Looking for a Job? BBB advice on finding help for the hunt
June 22, 2008
With an uncertain economy and employment outlook, the Better Business Bureau offers guidance to jobseekers to help them understand the kinds of career counseling and job placement assistance available and ensure they enlist the aid of trustworthy organizations.
There are many places job hunters can go for help landing a job, but they need to make sure they’re using an organization they can trust – this is as easy as checking the business out at bbb.org.
Public Employment Service (aka Job Service) is a federally funded and state-operated program that is available in all 50 states. This service has nearly 1,700 offices across the country and provides free assistance to job hunters. For more information visit: www.jobbankinfo.org
Temporary Services place employees at companies needing temporary help. Jobseekers do not pay the temp service. This is one way unemployed workers can supplement their income while looking for a permanent job. And, temporary positions sometimes evolve into full-time jobs.
Employment Agencies search for employees to fill permanent full- or part-time jobs. Typically, businesses pay for the agency’s service but, in some cases, the job hunter might be on the hook for fees.

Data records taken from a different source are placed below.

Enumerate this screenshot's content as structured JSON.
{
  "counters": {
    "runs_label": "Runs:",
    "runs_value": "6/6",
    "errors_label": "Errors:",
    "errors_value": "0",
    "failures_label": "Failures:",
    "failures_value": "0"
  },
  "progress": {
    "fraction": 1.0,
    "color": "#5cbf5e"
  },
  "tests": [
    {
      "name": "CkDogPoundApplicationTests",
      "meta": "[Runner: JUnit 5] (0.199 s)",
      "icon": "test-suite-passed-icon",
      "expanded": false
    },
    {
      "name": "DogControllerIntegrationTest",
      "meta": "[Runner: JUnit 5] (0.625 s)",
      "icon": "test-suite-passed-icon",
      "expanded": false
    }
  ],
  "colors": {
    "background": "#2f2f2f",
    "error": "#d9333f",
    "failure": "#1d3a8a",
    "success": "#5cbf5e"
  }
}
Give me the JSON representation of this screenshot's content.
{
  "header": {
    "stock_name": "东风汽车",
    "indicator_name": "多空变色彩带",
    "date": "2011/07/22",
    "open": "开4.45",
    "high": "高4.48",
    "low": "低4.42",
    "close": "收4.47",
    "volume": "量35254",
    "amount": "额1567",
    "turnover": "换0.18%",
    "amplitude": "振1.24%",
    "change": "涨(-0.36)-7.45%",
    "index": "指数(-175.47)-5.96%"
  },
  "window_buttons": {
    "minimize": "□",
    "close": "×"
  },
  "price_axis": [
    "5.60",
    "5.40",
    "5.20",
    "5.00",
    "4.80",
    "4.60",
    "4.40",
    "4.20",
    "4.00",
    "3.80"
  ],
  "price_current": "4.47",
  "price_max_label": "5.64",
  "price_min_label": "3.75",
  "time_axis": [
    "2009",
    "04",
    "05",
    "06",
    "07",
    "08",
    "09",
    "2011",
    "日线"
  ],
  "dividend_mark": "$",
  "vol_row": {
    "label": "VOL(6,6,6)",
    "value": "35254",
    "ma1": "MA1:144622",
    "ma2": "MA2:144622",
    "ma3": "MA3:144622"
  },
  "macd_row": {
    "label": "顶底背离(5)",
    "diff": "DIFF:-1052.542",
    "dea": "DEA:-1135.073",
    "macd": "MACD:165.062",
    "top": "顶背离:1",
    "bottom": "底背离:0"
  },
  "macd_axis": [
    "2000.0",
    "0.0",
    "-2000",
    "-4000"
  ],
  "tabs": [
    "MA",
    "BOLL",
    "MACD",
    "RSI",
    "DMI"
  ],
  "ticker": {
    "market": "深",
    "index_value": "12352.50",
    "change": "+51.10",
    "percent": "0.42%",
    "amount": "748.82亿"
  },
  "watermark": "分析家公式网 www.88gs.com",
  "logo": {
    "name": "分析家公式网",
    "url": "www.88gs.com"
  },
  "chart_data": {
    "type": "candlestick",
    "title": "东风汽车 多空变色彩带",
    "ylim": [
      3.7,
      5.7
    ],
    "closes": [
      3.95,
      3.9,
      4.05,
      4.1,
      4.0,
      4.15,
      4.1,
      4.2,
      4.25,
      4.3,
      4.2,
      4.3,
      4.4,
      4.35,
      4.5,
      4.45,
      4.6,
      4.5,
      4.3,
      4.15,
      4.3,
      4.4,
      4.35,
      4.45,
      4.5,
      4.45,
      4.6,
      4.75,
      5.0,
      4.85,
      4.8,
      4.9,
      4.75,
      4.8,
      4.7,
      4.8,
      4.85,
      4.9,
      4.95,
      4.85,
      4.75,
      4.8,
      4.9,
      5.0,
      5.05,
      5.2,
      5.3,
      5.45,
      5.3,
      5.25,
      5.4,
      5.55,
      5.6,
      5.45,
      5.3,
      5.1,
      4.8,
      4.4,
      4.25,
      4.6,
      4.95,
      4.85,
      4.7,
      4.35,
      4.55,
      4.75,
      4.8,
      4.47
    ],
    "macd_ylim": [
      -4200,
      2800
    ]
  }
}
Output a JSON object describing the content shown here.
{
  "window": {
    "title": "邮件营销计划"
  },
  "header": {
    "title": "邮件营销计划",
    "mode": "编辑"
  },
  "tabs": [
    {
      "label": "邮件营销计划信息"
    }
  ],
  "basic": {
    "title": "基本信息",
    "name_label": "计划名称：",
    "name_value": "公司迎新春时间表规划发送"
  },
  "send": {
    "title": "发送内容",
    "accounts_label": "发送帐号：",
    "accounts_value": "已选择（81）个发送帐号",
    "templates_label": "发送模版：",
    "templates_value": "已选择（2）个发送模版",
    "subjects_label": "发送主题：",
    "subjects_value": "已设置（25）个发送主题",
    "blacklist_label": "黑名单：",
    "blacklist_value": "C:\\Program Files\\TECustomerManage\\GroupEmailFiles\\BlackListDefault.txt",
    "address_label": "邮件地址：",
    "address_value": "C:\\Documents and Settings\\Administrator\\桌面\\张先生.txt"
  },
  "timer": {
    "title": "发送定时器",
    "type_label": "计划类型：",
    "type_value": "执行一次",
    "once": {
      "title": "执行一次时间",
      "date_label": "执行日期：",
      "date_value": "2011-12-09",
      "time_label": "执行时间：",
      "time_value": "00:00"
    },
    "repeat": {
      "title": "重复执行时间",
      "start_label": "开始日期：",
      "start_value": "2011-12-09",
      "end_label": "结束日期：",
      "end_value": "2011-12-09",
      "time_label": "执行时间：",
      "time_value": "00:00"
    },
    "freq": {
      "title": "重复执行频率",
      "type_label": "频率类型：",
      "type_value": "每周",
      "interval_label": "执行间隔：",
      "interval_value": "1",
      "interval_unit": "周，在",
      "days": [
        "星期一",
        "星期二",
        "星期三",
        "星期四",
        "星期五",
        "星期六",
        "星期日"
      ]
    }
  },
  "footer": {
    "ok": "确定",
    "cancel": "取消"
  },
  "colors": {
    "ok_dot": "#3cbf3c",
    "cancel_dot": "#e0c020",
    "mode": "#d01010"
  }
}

Executive or Career Counseling Services help job hunters evaluate their career paths and provide guidance on resume writing, interview techniques and presentation. Some counselors will identify businesses at which to apply. Counseling services typically charge several thousand dollars and do not always guarantee job placement.
The BBB offers the following advice for job hunters when enlisting the help of an agency or counselor to find a new job:
• Always check out a job placement or career counseling organization with the BBB first at www.bbb.org. The BBB also recommends visiting the National Board for Certified Counselors online at www.nbcc.org.
• Carefully review any contracts for counseling or placement services, making sure all oral promises are included, even if that means taking the contract home and having a trusted friend or relative also review the document.
• Be wary of paying upfront fees to a placement agency and be extremely cautious when giving out credit card or bank account information.